Supplied material section start

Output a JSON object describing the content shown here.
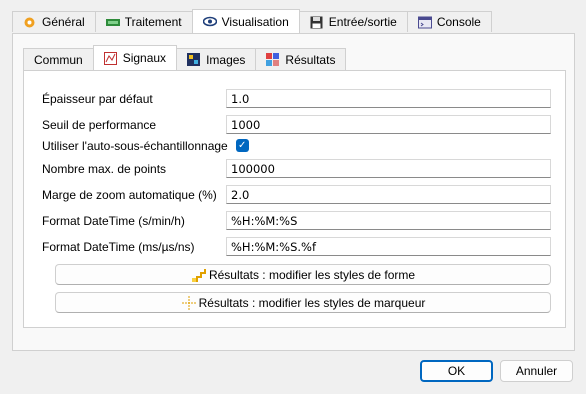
{
  "top_tabs": [
    {
      "label": "Général",
      "icon": "gear-icon"
    },
    {
      "label": "Traitement",
      "icon": "processor-icon"
    },
    {
      "label": "Visualisation",
      "icon": "eye-icon"
    },
    {
      "label": "Entrée/sortie",
      "icon": "floppy-disk-icon"
    },
    {
      "label": "Console",
      "icon": "console-icon"
    }
  ],
  "inner_tabs": [
    {
      "label": "Commun"
    },
    {
      "label": "Signaux",
      "icon": "signal-icon"
    },
    {
      "label": "Images",
      "icon": "image-icon"
    },
    {
      "label": "Résultats",
      "icon": "results-grid-icon"
    }
  ],
  "settings": {
    "line_width": {
      "label": "Épaisseur par défaut",
      "value": "1.0"
    },
    "perf_threshold": {
      "label": "Seuil de performance",
      "value": "1000"
    },
    "auto_downsample": {
      "label": "Utiliser l'auto-sous-échantillonnage",
      "checked": true
    },
    "max_points": {
      "label": "Nombre max. de points",
      "value": "100000"
    },
    "zoom_margin": {
      "label": "Marge de zoom automatique (%)",
      "value": "2.0"
    },
    "datetime_s": {
      "label": "Format DateTime (s/min/h)",
      "value": "%H:%M:%S"
    },
    "datetime_ms": {
      "label": "Format DateTime (ms/µs/ns)",
      "value": "%H:%M:%S.%f"
    }
  },
  "buttons": {
    "shape_styles": "Résultats : modifier les styles de forme",
    "marker_styles": "Résultats : modifier les styles de marqueur",
    "ok": "OK",
    "cancel": "Annuler"
  },
  "colors": {
    "accent": "#0067c0"
  }
}
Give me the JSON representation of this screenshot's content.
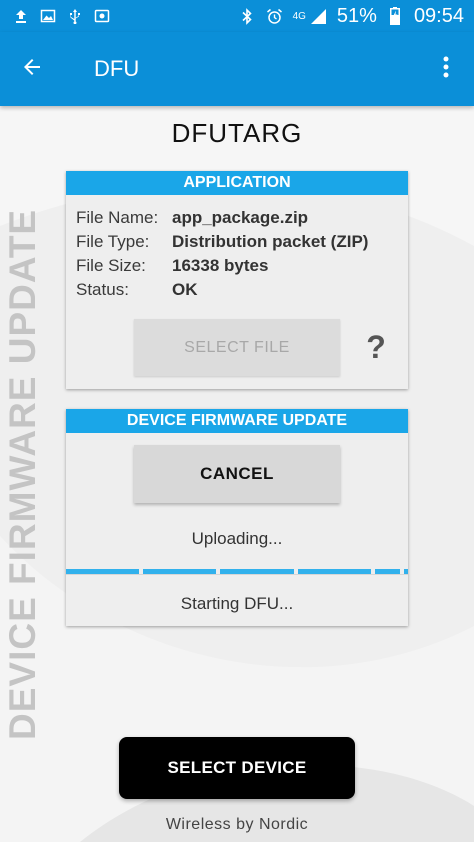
{
  "status_bar": {
    "battery_percent": "51%",
    "time": "09:54",
    "network": "4G",
    "icons": [
      "upload-icon",
      "image-icon",
      "usb-icon",
      "screencast-icon",
      "bluetooth-icon",
      "alarm-icon",
      "signal-icon",
      "battery-charging-icon"
    ]
  },
  "app_bar": {
    "title": "DFU",
    "back_icon": "arrow-back-icon",
    "menu_icon": "more-vert-icon"
  },
  "vertical_title": "DEVICE FIRMWARE UPDATE",
  "device_name": "DFUTARG",
  "application": {
    "header": "APPLICATION",
    "rows": [
      {
        "label": "File Name:",
        "value": "app_package.zip"
      },
      {
        "label": "File Type:",
        "value": "Distribution packet (ZIP)"
      },
      {
        "label": "File Size:",
        "value": "16338 bytes"
      },
      {
        "label": "Status:",
        "value": "OK"
      }
    ],
    "select_file_label": "SELECT FILE",
    "help_label": "?"
  },
  "dfu": {
    "header": "DEVICE FIRMWARE UPDATE",
    "cancel_label": "CANCEL",
    "uploading_text": "Uploading...",
    "status_text": "Starting DFU..."
  },
  "select_device_label": "SELECT DEVICE",
  "footer": "Wireless by Nordic",
  "colors": {
    "primary": "#0b8fd8",
    "panel_header": "#1aa6e8",
    "progress": "#31b1ec"
  }
}
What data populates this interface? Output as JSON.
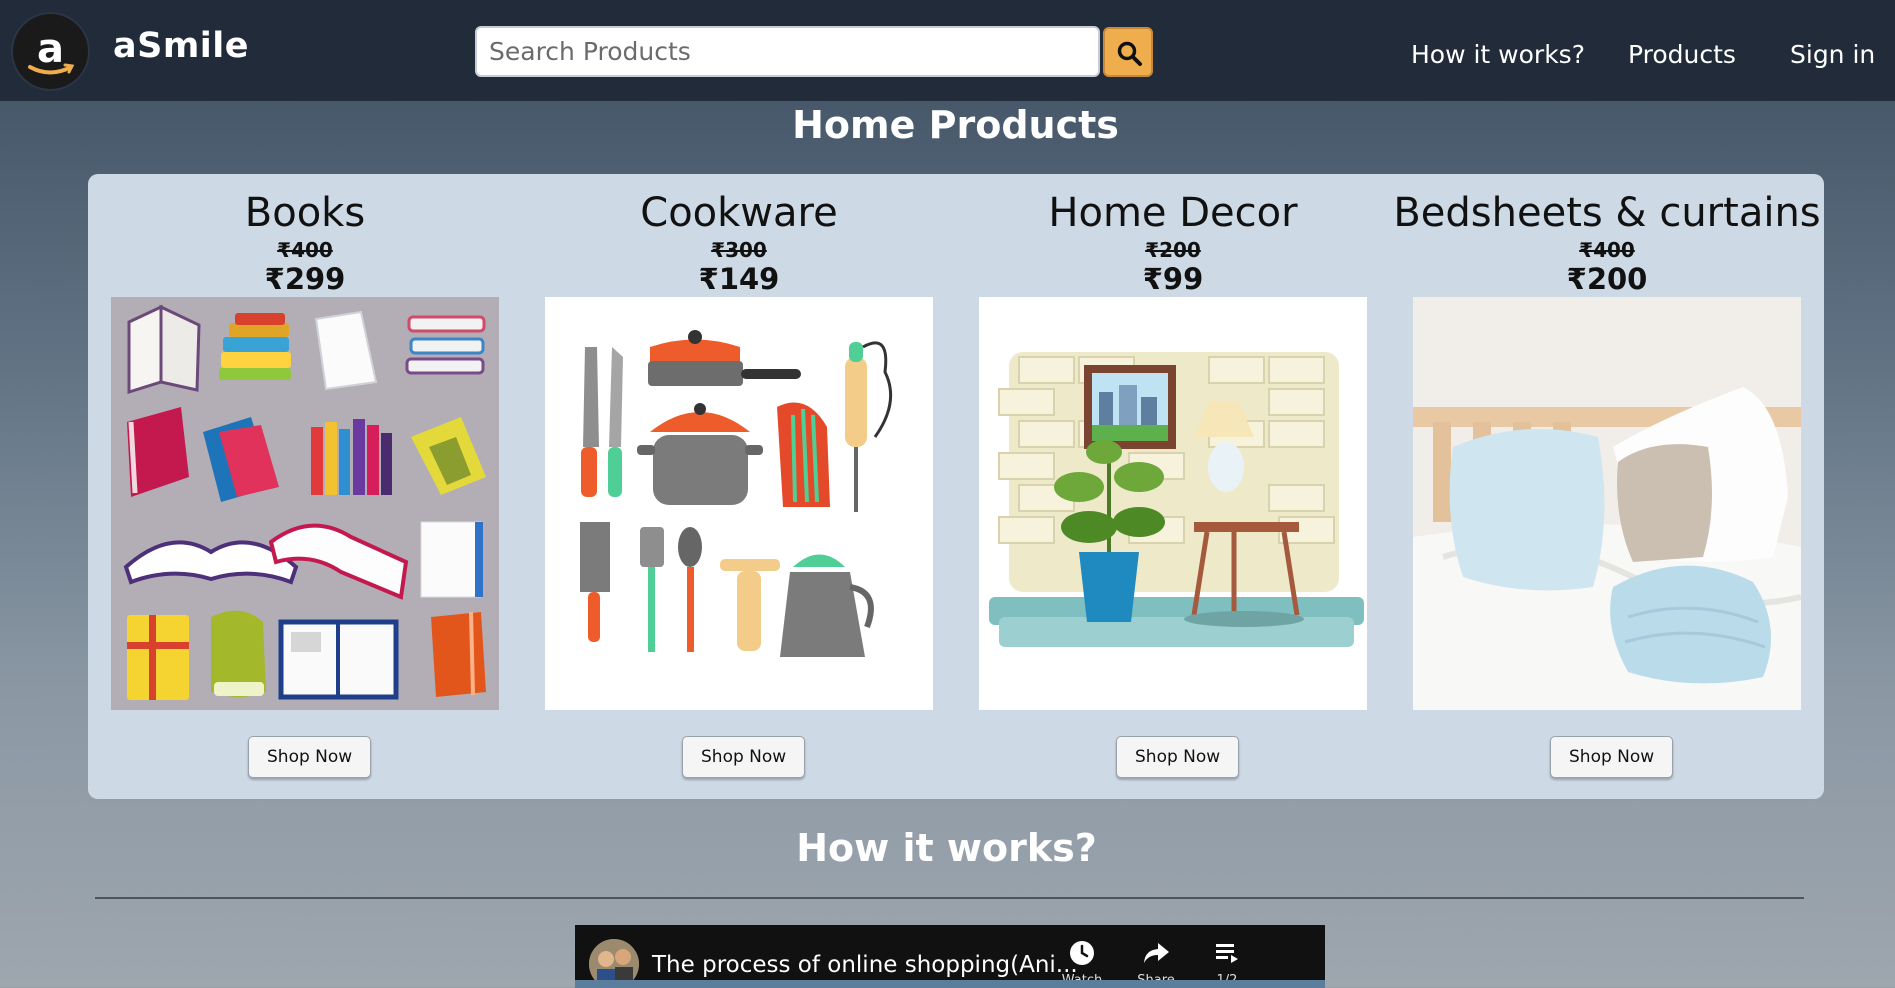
{
  "header": {
    "brand": "aSmile",
    "search_placeholder": "Search Products",
    "nav": [
      "How it works?",
      "Products",
      "Sign in"
    ]
  },
  "home_products": {
    "title": "Home Products",
    "cards": [
      {
        "title": "Books",
        "old_price": "₹400",
        "price": "₹299",
        "button": "Shop Now",
        "image": "books-illustration"
      },
      {
        "title": "Cookware",
        "old_price": "₹300",
        "price": "₹149",
        "button": "Shop Now",
        "image": "cookware-illustration"
      },
      {
        "title": "Home Decor",
        "old_price": "₹200",
        "price": "₹99",
        "button": "Shop Now",
        "image": "home-decor-illustration"
      },
      {
        "title": "Bedsheets & curtains",
        "old_price": "₹400",
        "price": "₹200",
        "button": "Shop Now",
        "image": "bedsheets-photo"
      }
    ]
  },
  "how_it_works": {
    "title": "How it works?",
    "video": {
      "title": "The process of online shopping(Ani...",
      "actions": [
        "Watch later",
        "Share",
        "1/2"
      ]
    }
  },
  "colors": {
    "navbar": "#212b3a",
    "panel": "#cdd9e5",
    "search_button": "#f0ad4e"
  }
}
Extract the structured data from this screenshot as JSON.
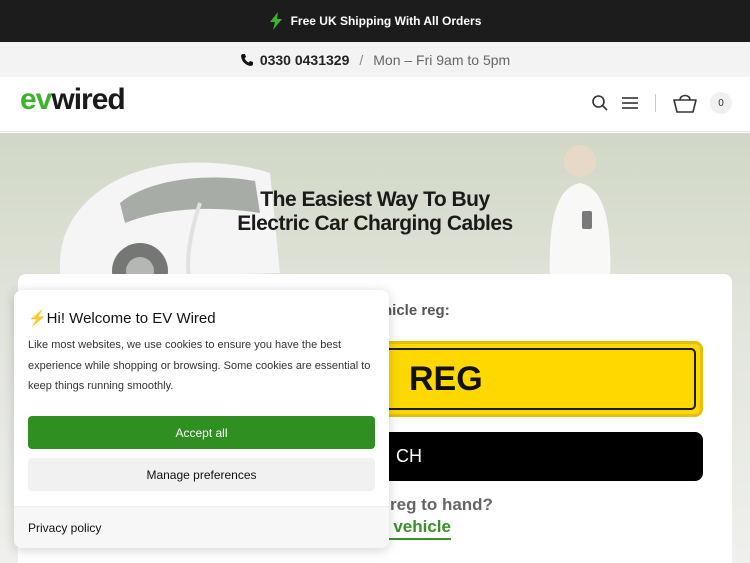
{
  "announcement": {
    "text": "Free UK Shipping With All Orders",
    "icon": "lightning-icon",
    "accent": "#3db32b"
  },
  "contact": {
    "phone": "0330 0431329",
    "separator": "/",
    "hours": "Mon – Fri 9am to 5pm"
  },
  "header": {
    "logo_ev": "ev",
    "logo_wired": "wired",
    "cart_count": "0"
  },
  "hero": {
    "title_line1": "The Easiest Way To Buy",
    "title_line2": "Electric Car Charging Cables"
  },
  "vehicle_finder": {
    "prompt": "hicle reg:",
    "reg_placeholder": "REG",
    "search_label": "CH",
    "no_reg_text": "reg to hand?",
    "choose_link": "r vehicle"
  },
  "cookie_banner": {
    "title": "⚡Hi! Welcome to EV Wired",
    "body": "Like most websites, we use cookies to ensure you have the best experience while shopping or browsing. Some cookies are essential to keep things running smoothly.",
    "accept_label": "Accept all",
    "manage_label": "Manage preferences",
    "privacy_label": "Privacy policy",
    "accept_color": "#2f8f21"
  }
}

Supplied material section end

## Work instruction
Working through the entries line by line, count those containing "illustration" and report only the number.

## Output of the task
3